At Diamond Infrastructure Development, Inc., we’ve identified an approach to creation of energy and infrastructure that is actually sustainable. We recognize that at the very foundation of what people need to survive, it comes down to water and energy. When you’re utilizing systems that create energy, everything has a carbon footprint. The people that say that “we are carbon zero,” it’s a lie. There’s no such thing. Take a wind turbine for example. Considering the materials that are used in the manufacturing and installation process, then to operate and maintain it and go through the whole cycle of that system, the turbine will never create enough energy to justify itself. Let alone be a sufficient performer in terms of efficiency to ever display the demand for electrical power from the grid that it was meant to do or decompose in a sustainable way. The idea of giving everybody an electric vehicle and it’s going to be powered by wind turbine, you try to do the math on this, and it just doesn’t work. It’s the Green New Deal with a Cadillac that’s a gas-guzzler – the wind turbine is a hood ornament. The wind turbine is like this icon of what’s supposed to be green or renewable, sustainable – it’s not.

In our systems, we will have actually utilized more carbon out of the environment for purpose of energy creation, then we would have incurred in terms of carbon debt to create that system in the first place. Responsible uses are chosen materials that can be recycled or repurposed again and again. I’ve chosen systems that actually have sources of energy that are perpetual. The heat that the sun adds to manifest itself in wind, and in the water temperature of the sea, those two works together to create all kinds of phenomena. The one that is most durable that has the greatest amount of impact and consistency is actually the waves. Ocean waves are the optimal manifestation of the energy God gave us.
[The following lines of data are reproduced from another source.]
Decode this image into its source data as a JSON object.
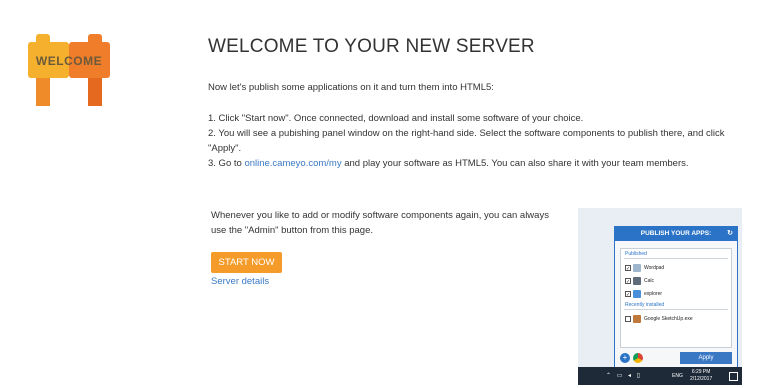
{
  "logo": {
    "text": "WELCOME",
    "colors": {
      "left": "#f5b02e",
      "right": "#f07d2a",
      "legs_left": "#f08b2a",
      "legs_right": "#e5691e",
      "text": "#6b5a3c"
    }
  },
  "header": {
    "title": "WELCOME TO YOUR NEW SERVER"
  },
  "intro": "Now let's publish some applications on it and turn them into HTML5:",
  "steps": {
    "step1": "1. Click \"Start now\". Once connected, download and install some software of your choice.",
    "step2": "2. You will see a pubishing panel window on the right-hand side. Select the software components to publish there, and click \"Apply\".",
    "step3_prefix": "3. Go to ",
    "step3_link": "online.cameyo.com/my",
    "step3_suffix": " and play your software as HTML5. You can also share it with your team members."
  },
  "note": "Whenever you like to add or modify software components again, you can always use the \"Admin\" button from this page.",
  "actions": {
    "start_label": "START NOW",
    "server_details_label": "Server details"
  },
  "preview": {
    "panel_title": "PUBLISH YOUR APPS:",
    "refresh_icon": "↻",
    "published_label": "Published",
    "published_items": [
      "Wordpad",
      "Calc",
      "explorer"
    ],
    "recent_label": "Recently installed",
    "recent_items": [
      "Google SketchUp.exe"
    ],
    "apply_label": "Apply",
    "taskbar": {
      "lang": "ENG",
      "time": "6:29 PM",
      "date": "2/12/2017"
    }
  },
  "colors": {
    "accent_orange": "#f49b2a",
    "link_blue": "#3a78c3",
    "panel_blue": "#2b73c6"
  }
}
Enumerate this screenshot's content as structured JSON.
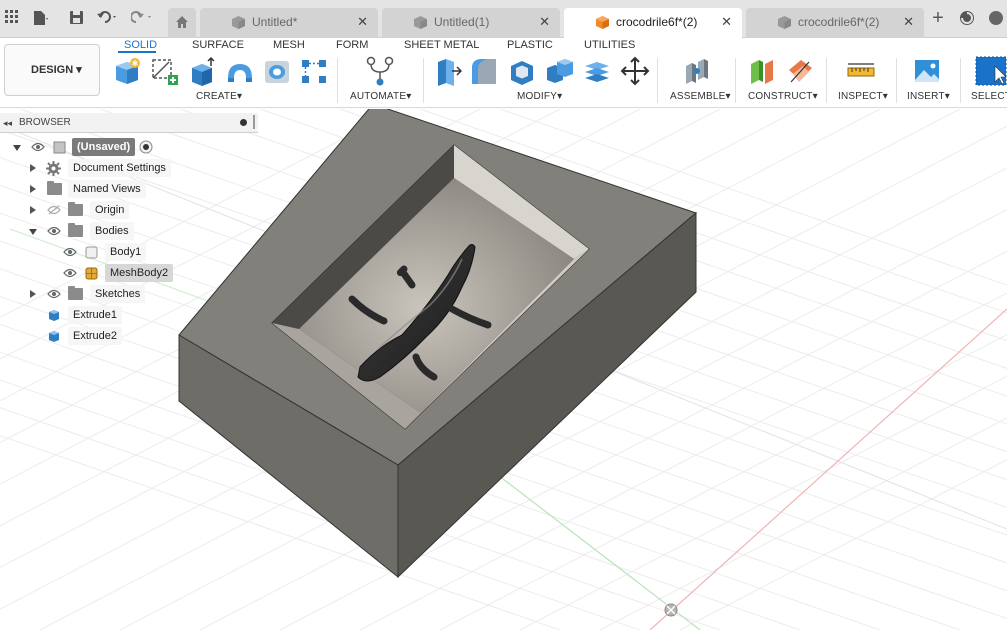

The mission around what we do is sustainable technology. Starting at the foundations of society, which lies in infrastructure. We have a portfolio of technologies that enable every aspect of all that, be it from the water that you drink, to when you flip on the light, to the very building that you’re habituating or the transportation system that you use to get there, or the aquaculture or the hydroponics or the agricultural systems that are actually creating your food. I have a system that can create freshwater from the sea. It can actually be energized to deliver that water to the place that you’re growing. There’s a comprehensive suite of what’s needed to define a complete socioeconomic lifestyle and value chain from top to bottom on what the planet needs. But all of this is done on a very environmentally conscious and sustainable basis and to reveal that every facet of society can benefit one way or another from what it is that we do. Today’s incarnation of the vision is the wave energy conversion system. My passion is solving these kinds of problems, problems that can only be revealed when you have the compassion to dig in and go after the source.

Any shoutouts? Who else deserves credit in this story – who has played a meaningful role?

When I met Kenneth W. Welch Jr. at Global Oceanic Designs and heard him share about his suite of technologies and vision for global healing and sustainable energy, there was this “aha moment.” Suddenly it all lined up and I realized that every life experience that I had actually funneled into this very moment, where I realized that I was equipped mentally and emotionally to be able to perceive the opportunity, accept it, and then survey that entire landscape. It all suddenly aligned, and I realized that I could do all of this. But it took a lot of conversation. The back and forth exchange of ideas and thoughts and philosophies. I was able to quite easily see the horizon across the landscape of possibilities that existed for all of the different technologies that he had developed over his 40 years’ career of doing all this. To see how systemically it gave a fix for what the planet needs. That relationship between Ken and I was kind of evolved from a technical encounter to what could even be classes of – some level of spiritual bond in that regard.

Contact Info:

News Via: Vayage Houston

Click Here To Read Original Article